In Slovakia, there is no need for heaps of experience under your belt to be a newspaper editor. Matúš Kostolný, editor-in-chief of Sme, the country’s leading daily, is a mere 34, and Juraj Porubsky, head of the rival daily Pravda, is actually three years his junior. That is no coincidence: “Nobody wants this job,” Porubsky says with a rueful smile. Putting out a newspaper in Slovakia is no picnic. For one thing, the press there – as elsewhere in the world – faces a dwindling readership. To make matters far worse, however, journalists have to grapple with government antagonism.

Ever since a coalition of socialists, populists and nationalists came to power in 2006, the press has been seeing hard times. Slovak prime minister Robert Fico (Socialist Party, SMER) makes no bones about his enmity for the papers. What he relishes most, according to Matúš Kostolný, is heaping abuse on journalists: Fico habitually calls them “idiots”, but has also let slip the occasional “whore” or “snake”. The printed press is in the dog house owing to the critical coverage of governmental goings-on in the three main papers (Smeand Pravda plus Hospodárske Noviny), which, tallies Gabriel Sipos of Slovak Press Watch, break three-fourths of the scandals in Slovakia.

Scandals served up by the plateful

And they needn’t dig very far to find ample muck to rake in Bratislava. The motley crew of populists, nationalists and semi-crooks now at the helm, Sipos says, supply the press with plenty of grist for its mill. The Socialist Party’s coalition partners are particularly good at keeping investigative journalists busy. The Slovak National Party led by Jan Slota, who take it out on Hungarians, Gypsies and homosexuals, and the People’s Party of ex-PM Vladimír Mečiar, whose autocratic rule in the 1990s gave Slovakia a bad name, are not exactly famed for playing by the rules of democracy. And Fico’s election promises to combat the spreading canker of corruption have yet to amount to much.
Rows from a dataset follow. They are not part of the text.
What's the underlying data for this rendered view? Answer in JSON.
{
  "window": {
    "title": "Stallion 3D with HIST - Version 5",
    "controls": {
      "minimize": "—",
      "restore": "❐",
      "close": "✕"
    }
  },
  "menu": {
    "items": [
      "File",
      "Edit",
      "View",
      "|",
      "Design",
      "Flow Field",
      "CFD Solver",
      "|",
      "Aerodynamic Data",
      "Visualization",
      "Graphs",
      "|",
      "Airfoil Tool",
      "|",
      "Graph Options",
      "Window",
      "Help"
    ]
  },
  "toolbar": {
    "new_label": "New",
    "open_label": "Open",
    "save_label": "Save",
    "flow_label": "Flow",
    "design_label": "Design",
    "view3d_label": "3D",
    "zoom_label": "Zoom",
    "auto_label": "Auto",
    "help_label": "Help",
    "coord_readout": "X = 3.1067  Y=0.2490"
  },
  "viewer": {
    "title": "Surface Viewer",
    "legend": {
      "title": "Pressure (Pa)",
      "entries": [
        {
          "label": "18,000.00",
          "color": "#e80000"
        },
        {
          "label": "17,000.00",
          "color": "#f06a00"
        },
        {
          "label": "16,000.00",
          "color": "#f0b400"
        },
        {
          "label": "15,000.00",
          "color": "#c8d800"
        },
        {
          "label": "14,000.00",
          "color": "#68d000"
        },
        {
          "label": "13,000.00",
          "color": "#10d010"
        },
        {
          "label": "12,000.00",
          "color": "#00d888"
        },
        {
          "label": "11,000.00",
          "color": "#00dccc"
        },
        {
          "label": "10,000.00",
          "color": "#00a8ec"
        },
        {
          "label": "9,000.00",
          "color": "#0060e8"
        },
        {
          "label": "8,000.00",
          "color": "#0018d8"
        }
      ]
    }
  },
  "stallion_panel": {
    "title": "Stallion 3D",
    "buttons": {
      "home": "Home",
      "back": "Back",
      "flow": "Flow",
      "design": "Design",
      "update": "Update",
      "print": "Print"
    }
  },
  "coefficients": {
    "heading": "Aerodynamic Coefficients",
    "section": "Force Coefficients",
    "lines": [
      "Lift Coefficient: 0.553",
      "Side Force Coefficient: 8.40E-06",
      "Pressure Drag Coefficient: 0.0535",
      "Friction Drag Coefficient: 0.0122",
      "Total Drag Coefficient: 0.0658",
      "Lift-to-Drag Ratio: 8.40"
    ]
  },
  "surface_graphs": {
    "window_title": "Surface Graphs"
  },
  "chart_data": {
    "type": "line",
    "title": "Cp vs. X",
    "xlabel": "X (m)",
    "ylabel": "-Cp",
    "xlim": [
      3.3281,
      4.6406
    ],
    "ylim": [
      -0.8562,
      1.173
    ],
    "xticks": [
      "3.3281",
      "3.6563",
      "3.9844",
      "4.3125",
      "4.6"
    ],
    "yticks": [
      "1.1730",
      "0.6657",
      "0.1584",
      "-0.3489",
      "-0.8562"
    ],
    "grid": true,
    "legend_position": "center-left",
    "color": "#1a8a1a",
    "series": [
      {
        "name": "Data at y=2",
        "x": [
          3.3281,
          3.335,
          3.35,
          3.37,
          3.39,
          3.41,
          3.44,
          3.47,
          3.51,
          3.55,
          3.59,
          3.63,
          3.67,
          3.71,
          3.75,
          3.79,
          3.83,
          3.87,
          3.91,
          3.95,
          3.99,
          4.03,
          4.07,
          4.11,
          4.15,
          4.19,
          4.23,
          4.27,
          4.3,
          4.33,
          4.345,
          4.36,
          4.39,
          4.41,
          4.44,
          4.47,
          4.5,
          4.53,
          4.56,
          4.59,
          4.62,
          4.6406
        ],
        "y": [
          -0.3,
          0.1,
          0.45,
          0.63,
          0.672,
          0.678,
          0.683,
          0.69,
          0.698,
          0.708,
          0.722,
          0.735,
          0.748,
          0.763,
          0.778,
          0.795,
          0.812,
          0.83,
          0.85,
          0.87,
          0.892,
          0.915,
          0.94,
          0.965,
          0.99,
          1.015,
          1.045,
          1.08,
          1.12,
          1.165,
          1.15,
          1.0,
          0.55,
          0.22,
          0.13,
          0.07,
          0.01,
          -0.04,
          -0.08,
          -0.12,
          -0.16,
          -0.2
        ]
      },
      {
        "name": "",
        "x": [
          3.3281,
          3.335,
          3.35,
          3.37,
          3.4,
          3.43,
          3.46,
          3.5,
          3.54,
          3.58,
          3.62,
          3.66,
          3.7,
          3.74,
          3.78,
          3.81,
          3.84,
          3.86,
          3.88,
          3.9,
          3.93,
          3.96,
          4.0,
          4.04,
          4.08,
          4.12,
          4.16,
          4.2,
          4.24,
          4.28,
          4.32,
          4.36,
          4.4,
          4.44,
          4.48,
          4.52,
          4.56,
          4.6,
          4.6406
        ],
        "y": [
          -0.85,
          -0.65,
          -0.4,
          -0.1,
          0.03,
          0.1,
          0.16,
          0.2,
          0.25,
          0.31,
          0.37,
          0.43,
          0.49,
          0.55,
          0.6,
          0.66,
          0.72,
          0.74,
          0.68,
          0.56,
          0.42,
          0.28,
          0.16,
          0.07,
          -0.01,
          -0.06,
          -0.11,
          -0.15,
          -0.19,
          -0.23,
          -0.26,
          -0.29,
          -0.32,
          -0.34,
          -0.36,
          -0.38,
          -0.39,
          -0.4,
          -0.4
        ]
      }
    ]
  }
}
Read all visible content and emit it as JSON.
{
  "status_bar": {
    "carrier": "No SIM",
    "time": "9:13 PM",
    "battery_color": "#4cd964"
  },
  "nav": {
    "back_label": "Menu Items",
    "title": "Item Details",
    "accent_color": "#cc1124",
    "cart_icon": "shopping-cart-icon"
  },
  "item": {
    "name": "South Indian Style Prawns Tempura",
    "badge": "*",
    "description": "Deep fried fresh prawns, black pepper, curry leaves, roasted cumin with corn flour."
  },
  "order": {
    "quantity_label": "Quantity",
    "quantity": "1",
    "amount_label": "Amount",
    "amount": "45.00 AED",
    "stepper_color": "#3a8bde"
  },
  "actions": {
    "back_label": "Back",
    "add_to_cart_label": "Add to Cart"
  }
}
From time to time, Sipos affirms, the papers do win the day: recently, for instance, the nationalist minister of infrastructures and regional development had to resign when the press nailed him for wheeling and dealing in European funds. But the papers pay dearly for taking the state to task. In reprisal for the negative press, Fico, who, as prime minister, can count on support from (state) television, simply ignores questions from the three main papers’ correspondents at press conferences. Libel suits are another way to gag the press. In June, vice-prime minister Štefan Harabin, a member of Mečiar’s party, claimed €600,000 in compensation from three newspapers, including Smeand Pravda, that had accused him of having ties to an Albanian drug dealer. Fico has sued for damages several times too.

A rigged press code

But the greatest threat to press freedom in Slovakia is the “Press Code” adopted last year by parliament. The legislation entitles anyone who takes umbrage at an article to have a denial published in the same periodical as the alleged affront, whether the facts reported are true or not. Failure to publish a denial carries a fine of €1,660 to €4,980. The Press Code hasn’t borne much fruit yet. Bar a few exceptions, Smeand Pravdahave refused to print any denials. The risk of their being fined will depend on the judge. For the time being, the courts are not overly eager to adjudicate these matters. But to Sipos that is not necessarily a good sign: “The courts don’t work the way they should in Slovakia.”

The prime minister is peeved that none of the papers has been fined to date. After a tabloid in September alleged he was shelling out €900 a month in tuition fees for his son, he threatened to toughen up the legislation. So that does not bode well for freedom of the press. In its latest annual report, Reporters Without Borders downgrades Slovakia to the 44th rung, the steepest drop of any country in the world, after it came in 7th just last year. One may well wonder whether Fico, still far ahead in the opinion polls, really gives a fig. Pravda’s chief editor Juraj Porubsky doesn’t think so: “People who read the papers don’t vote for him anyway.”